then followed Covidencia Airan inhalation drug developed in China that was compared in phase IV trials with third injection doses and provides better protection against infection.
fourth INKOVACan intranasal drug developed by India in cooperation with the US, and the US company Ocugen is already licensed to produce it in the US, Europe and Japan after it is approved by the relevant agencies.
Three more vaccines could join those four this year, two of which are already in phase III clinical trials and one is in phase II. In addition, 2 more mucosal vaccines are in phase II and 11 are in phase I, the most advanced being developed in the United States.
These types of vaccines have been slower to start, but many are already very close to being assessed by regulators. And while many of the results have yet to be published, it seems that they will live up to expectations, working against omicrons and significantly reducing transmission. Just what we need now, when omicron subtypes are driving us crazy.
A panvaccine is a vaccine that can not only demonstrate its effectiveness against various variants of SARS-CoV2, but also fight against several variants of other coronaviruses.
This class of vaccines will function as a master key capable of generating antibodies that recognize and neutralize the four major strains of coronaviruses and prevent the virus from entering our cells and replicating.
Work is underway to develop pan-vaccines that target different subgenera, such as the sarbecovirus subgenus (which includes all viruses similar to SARS), betacoronaviruses (similar to MERS), and some seasonal cold-causing coronaviruses.
So, we see that while there are periods of optimism and pessimism on the street, when waves of the virus attack us, nothing has stopped in the laboratories. They work tirelessly to bring us closer to the final Disney movie we all want.
Matilda Canelles Lopez, Research Fellow. Scientific technology and society, Institute of Philosophy (IFS-CSIC); Maria Mercedes Jimenez Sarmiento, CSIC Research Fellow. Systemic biochemistry of bacterial division. scientific communicator, Margarita Salas Biological Research Center (CIB – CSIC) and Nuria Eugenia Campillo, Senior Research Fellow. medical chemistry, Margarita Salas Biological Research Center (CIB – CSIC)
This article was originally published on The Conversation. Read the original.

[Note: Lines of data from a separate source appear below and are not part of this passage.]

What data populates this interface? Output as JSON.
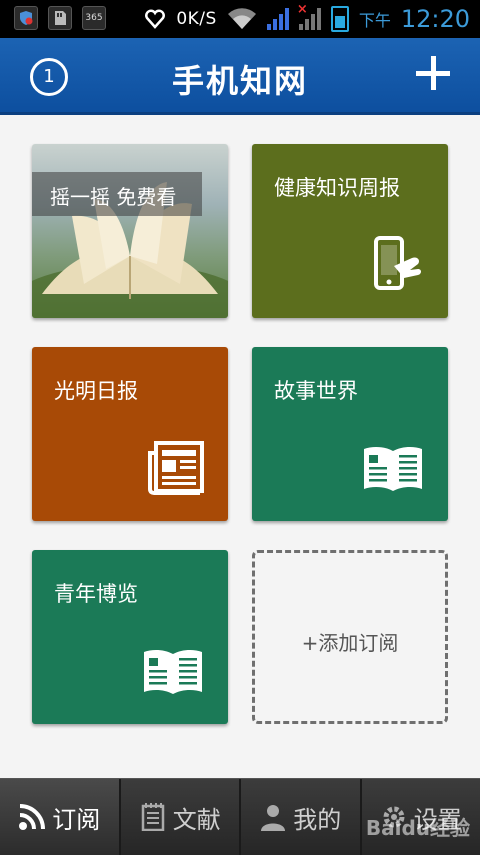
{
  "status_bar": {
    "net_speed": "0K/S",
    "am_pm": "下午",
    "time": "12:20",
    "app_chip": "365",
    "colors": {
      "time": "#3c9bd9",
      "signal": "#3b6fe0"
    }
  },
  "header": {
    "badge_count": "1",
    "title": "手机知网",
    "bg_color": "#1c63b3"
  },
  "tiles": [
    {
      "label": "摇一摇 免费看",
      "color": "#7f9b7a",
      "icon": "open-book-photo"
    },
    {
      "label": "健康知识周报",
      "color": "#5c6e1d",
      "icon": "phone-hand-icon"
    },
    {
      "label": "光明日报",
      "color": "#a84a06",
      "icon": "newspaper-icon"
    },
    {
      "label": "故事世界",
      "color": "#1b7a57",
      "icon": "open-book-icon"
    },
    {
      "label": "青年博览",
      "color": "#1b7a57",
      "icon": "open-book-icon"
    }
  ],
  "add_tile": {
    "label": "+添加订阅"
  },
  "bottom_nav": [
    {
      "label": "订阅",
      "icon": "rss-icon",
      "active": true
    },
    {
      "label": "文献",
      "icon": "document-icon",
      "active": false
    },
    {
      "label": "我的",
      "icon": "user-icon",
      "active": false
    },
    {
      "label": "设置",
      "icon": "gear-icon",
      "active": false
    }
  ],
  "watermark": "Baidu经验"
}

I’m Liza Grey, an experienced news writer and author at the Buna Times. I specialize in writing about economic issues, with a focus on uncovering stories that have a positive impact on society. With over seven years of experience in the news industry, I am highly knowledgeable about current events and the ways in which they affect our daily lives.